In 1976, Hooks was elected to serve as Executive Director of the NAACP, a position he held until 1992. Hooks assumed leadership of the NAACP during a difficult period in the organization’s history, during which it struggled to garner national attention after decades of vigorous participation in the civil rights movement. Hooks led the NAACP in its protest against South African Apartheid, which influenced American public opinion on the issue. Hooks also presided over the NAACP’s public stance against the appointment of Clarence Thomas to the Supreme Court and the condemnation of the court system in the aftermath of the Rodney King verdict.

In 1979, Hooks donated papers to the Amistad Research Center which chronicle his work with the FCC. The Benjamin Hooks Papers include speeches, memoranda, and correspondence which reflect the impact that Hooks had on the FCC, especially in the area of affirmative action, and offer insight into the life and career of this civil rights pioneer.

Posted by Andrew Salinas

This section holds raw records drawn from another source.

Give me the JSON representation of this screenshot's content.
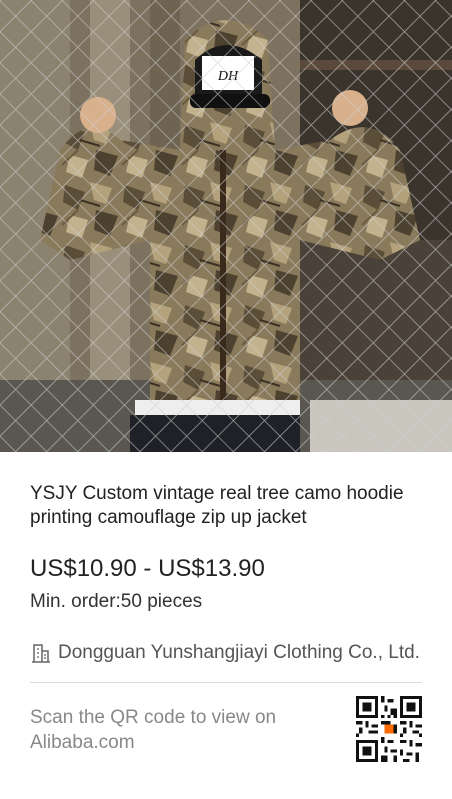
{
  "product": {
    "image_alt": "Person wearing camo zip-up hoodie in front of chain-link fence",
    "cap_text": "DH",
    "title": "YSJY Custom vintage real tree camo hoodie printing camouflage zip up jacket",
    "price": "US$10.90 - US$13.90",
    "min_order": "Min. order:50 pieces"
  },
  "supplier": {
    "icon": "building-icon",
    "name": "Dongguan Yunshangjiayi Clothing Co., Ltd."
  },
  "footer": {
    "scan_text": "Scan the QR code to view on Alibaba.com",
    "qr_icon": "qr-code-icon",
    "qr_accent": "#ff6a00"
  }
}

(From the Amistad Research Center. Image may not be reproduced without permission.)

Thursday, April 1, 2010

Dr. James Egert Allen papers

James Egert Allen (Seated), President of NAACP New York State Conference with unidentified members, 1949

Dr. James Egert Allen (1896-1980), educator, community advocate, civil rights activist, and author, was an active promoter of African American studies in New York. He was the first president of the New York Branch of the National Association for the Advancement of Colored People (1933-1938), a longtime public school teacher in New York City (1926-1946), and the author of three books: The Negro in New York (1964), Black History: Past and Present (1971) and The Legend of Arthur A. Schomburg (1975).

Shortly after graduating from Johnson C. Smith University in 1916, Allen enrolled in graduate classes at Columbia University in New York. During summer school at Columbia in 1921, Allen witnessed a parade sponsored by Marcus Garvey and the Universal Negro Improvement Association, and while a student, he learned more about Garvey's movement, its objectives, and the interest it uncovered in New York City. Allen said that the movement was one of the earliest signs of the interest of African Americans in their own story, contributions, and history. He believed that African Americans now were determined to "achieve a place in the sun."

Allen was involved in both the educational and community relations in New York. He took the lead in the reestablishment of the New York City Branch of the National Association for the Advancement of Colored People (NAACP) in 1933. He was elected as its first president from 1933-1938; and also served as the first president of the New York State Conference of the NAACP from 1937-1952. During his tenure, he helped establish chapters of the association throughout the state.

The Amistad Research Center has created a searchable finding aid for the James Egert Allen papers.  In this collection, there is a sub-series of Allen’s NAACP activities. The correspondence (1929-1971) contains both incoming and outgoing letters from Allen and the NAACP Board of Directors as well as invitations, meeting requests and confirmations, and speaking engagement requests. Conference materials (1936-1964) include programs from the first annual NAACP New York State Conference in 1937 and subsequent years, along with programs from out of state NAACP conferences in Baltimore and Ohio.

The majority of the NAACP material is printed material (1936-1969) including agendas for NAACP meetings and events; programs for banquets, concerts and dinners; and publications about the history of the NAACP. Of special interest is a pamphlet for “Teacher’s Salaries in Black and White” (1941) which details the salary discrepancies between teachers in segregated schools.

The original NAACP Branch files for New York City (Manhattan), 1915-1940, and the NAACP New York State Conference, 1936-1939 are held by the Library of Congress.

The Amistad Research Center received funding from The Council on Library and Information Resources (CLIR) Cataloging Hidden and Special Collections Program to process nine manuscript collections documenting Civil Rights era organizational history. The James Egert Allen papers were processed under the CLIR grant.

Posted by Amber L. Moore

(From the James Egert Allen papers, Amistad Research Center. Image may not be reproduced without permission.)